In Beijing, hutongs are alleys formed by lines of siheyuan, traditional courtyard residences.  The number of Beijing hutongs has dropped dramatically since the 1950’s as they were demolished to make way for new roads and taller buildings. More recently, some hutongs have been designated as protected areas in an attempt to preserve this aspect of Chinese cultural history. (Wikipedia)

Where we entered this set of hutongs. There were cars parked here but only scooters, bicycles and motorcycles in the narrow lanes.

Where we entered this set of hutongs. There were cars parked here but only scooters, bicycles and motorcycles in the narrow lanes.

One attraction of the hutongs is also that they are at a human scale, whereas the 22 storey condo or apartment buildings throughout the rest of China are not.  Hence, a visit to a hutong is a must for a Chinese tour and a visit to a brand new apartment tower is not.

Small industry among the houses.

Small industry among the houses.

Bicycle portrait #1

Bicycle portrait #1

Bicycle portrait #2.  Nice that the bike colour matches the pipes on the wall.

Bicycle portrait #2. Nice that the bike colour matches the pipes on the wall.

Some homes are now bed and breakfasts.  We had a tour of one (not this one) and got to ask the owner questions, but I did not take photos inside.

Some homes are now bed and breakfasts. We had a tour of one (not this one) and got to ask the owner questions, but I did not take photos inside.

In the commercial area at the edge of a canal, a cotton candy vendor. Another colour/B&W comparison shot.

In the commercial area at the edge of a canal, a cotton candy vendor. Another colour/B&W comparison shot.

Hutong 1-2478-2

 

Next post: Shopping and glamour in the Hutongs

Clean windows

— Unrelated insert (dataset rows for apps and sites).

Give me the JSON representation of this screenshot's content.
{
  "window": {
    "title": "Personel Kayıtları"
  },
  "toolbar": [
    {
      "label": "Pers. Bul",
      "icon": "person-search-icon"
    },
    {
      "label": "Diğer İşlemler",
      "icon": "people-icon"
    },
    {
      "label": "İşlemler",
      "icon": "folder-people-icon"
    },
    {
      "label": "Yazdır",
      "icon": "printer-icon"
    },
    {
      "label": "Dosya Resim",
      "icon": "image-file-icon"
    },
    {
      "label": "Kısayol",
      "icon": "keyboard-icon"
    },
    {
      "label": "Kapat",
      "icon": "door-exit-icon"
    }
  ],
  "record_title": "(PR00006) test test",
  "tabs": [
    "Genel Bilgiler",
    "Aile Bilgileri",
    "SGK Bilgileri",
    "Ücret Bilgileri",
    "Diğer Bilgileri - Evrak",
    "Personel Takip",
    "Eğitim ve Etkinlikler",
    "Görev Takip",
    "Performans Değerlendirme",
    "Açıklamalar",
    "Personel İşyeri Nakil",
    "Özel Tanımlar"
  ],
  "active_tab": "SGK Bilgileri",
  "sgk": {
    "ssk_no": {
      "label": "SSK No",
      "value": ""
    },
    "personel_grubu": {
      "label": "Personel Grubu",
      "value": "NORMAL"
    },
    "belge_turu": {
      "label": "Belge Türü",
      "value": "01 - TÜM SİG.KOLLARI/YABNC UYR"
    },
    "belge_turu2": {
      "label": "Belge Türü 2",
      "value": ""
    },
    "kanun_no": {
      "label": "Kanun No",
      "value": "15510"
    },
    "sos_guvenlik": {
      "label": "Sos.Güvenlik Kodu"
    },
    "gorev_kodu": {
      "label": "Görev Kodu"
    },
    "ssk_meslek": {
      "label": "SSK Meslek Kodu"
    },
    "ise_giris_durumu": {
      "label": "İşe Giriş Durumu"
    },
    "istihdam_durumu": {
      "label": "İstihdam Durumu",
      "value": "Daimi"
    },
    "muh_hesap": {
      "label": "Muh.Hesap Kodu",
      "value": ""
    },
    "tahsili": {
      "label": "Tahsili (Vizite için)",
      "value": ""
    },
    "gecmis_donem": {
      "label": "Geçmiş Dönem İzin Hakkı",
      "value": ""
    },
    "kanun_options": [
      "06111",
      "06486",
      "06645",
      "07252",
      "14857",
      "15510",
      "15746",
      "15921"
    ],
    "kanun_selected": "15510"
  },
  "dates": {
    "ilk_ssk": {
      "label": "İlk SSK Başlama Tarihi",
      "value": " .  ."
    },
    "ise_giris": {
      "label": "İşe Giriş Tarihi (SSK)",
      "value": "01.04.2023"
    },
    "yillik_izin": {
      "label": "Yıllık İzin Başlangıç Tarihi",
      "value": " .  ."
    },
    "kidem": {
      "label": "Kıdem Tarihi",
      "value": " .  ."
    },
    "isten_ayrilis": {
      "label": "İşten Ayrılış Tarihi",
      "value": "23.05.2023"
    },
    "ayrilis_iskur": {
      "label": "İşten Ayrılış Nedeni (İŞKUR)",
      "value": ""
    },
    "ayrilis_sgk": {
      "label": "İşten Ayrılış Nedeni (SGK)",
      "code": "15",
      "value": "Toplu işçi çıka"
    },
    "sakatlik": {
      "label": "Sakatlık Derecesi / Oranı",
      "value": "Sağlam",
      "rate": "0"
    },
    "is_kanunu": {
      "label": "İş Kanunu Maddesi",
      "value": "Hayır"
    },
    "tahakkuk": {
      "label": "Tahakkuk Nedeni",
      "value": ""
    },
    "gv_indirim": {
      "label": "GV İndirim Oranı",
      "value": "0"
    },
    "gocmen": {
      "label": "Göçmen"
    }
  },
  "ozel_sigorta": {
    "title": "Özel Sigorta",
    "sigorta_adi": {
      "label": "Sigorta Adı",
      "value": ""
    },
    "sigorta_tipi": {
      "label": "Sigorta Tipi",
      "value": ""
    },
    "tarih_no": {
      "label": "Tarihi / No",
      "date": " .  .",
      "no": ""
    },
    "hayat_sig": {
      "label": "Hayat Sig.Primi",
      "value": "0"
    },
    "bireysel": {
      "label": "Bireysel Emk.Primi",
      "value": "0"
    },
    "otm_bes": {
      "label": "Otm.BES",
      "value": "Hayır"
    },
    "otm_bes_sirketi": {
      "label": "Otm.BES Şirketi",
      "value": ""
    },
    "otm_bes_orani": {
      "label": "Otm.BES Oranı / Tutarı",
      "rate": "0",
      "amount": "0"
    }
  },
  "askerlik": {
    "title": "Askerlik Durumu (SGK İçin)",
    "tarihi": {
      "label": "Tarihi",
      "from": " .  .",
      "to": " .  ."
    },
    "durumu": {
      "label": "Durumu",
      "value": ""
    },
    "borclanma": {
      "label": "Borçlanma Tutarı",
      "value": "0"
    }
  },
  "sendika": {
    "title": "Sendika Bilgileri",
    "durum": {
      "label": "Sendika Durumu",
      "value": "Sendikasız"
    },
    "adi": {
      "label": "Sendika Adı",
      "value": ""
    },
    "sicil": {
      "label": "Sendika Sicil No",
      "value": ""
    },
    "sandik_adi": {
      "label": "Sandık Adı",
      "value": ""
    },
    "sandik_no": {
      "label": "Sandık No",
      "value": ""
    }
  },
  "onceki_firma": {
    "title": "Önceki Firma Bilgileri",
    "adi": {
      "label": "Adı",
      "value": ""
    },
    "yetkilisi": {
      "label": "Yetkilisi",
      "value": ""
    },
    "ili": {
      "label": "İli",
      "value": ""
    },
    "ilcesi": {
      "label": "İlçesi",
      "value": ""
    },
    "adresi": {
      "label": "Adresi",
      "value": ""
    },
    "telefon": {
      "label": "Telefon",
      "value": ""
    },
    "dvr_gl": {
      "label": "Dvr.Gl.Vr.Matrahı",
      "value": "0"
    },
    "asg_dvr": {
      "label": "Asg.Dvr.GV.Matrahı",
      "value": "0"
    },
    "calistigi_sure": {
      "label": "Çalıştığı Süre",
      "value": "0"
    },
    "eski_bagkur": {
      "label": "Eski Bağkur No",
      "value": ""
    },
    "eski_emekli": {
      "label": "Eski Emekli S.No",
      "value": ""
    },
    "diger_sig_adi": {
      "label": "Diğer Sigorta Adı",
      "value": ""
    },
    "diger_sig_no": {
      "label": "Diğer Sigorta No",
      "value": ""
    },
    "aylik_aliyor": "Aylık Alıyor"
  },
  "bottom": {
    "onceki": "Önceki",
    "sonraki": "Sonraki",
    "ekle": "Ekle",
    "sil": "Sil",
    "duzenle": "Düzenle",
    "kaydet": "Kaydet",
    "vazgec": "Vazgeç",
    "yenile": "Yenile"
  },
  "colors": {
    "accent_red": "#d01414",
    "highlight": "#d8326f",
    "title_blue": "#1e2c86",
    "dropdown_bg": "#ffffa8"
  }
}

The buses we travelled in during our tour of China were clean, including the windows. So, apart from reflections, I was able to get quite a few good shots while stopped in traffic or even while moving. Hotel windows were so-so, but if you put your camera lens right up to the glass and focus on your subject in the distance, bits of dirt and water spots on the glass fade somewhat into the smog or grunge of the urban landscape.

These photos aren’t particularly brilliant, but continue to show just how densely developed the cities of China are.  Beijing has about 16 million people in the urban centre, 23 million including surrounding territory.

The first two pictures were taken in Beijing from our 19th floor (+ or -) Lijingwan International Hotel room, facing west.  We encountered smog everywhere in China, but on the morning of this, our first full day in the country, it was relatively clear and foretold of  the heat to come.  The green carpeting and round building in the left foreground of the first photo belong to an ‘Ivy School’ which appeared to be a private school aimed primarily at the ex-pat community (but I’d be grateful if someone corrected me.)

Looking west from our hotel  towards the centre of Beijing on a relatively clear morning.

Looking west from our hotel towards the centre of Beijing on a relatively clear morning.

View to the northwest from our hotel room.

View to the northwest from our hotel room.

The next three photos were taken from a moving bus as we approached the ‘Temple of Heaven’ about which I will post soon.

Rickshaws, bicycles and few cars in the business district of Beijing. Taken from the bus.

Overpasses and hundreds of residential blocks.

Overpasses and hundreds of residential blocks.

Residential blocks everywhere you look

Residential blocks everywhere you look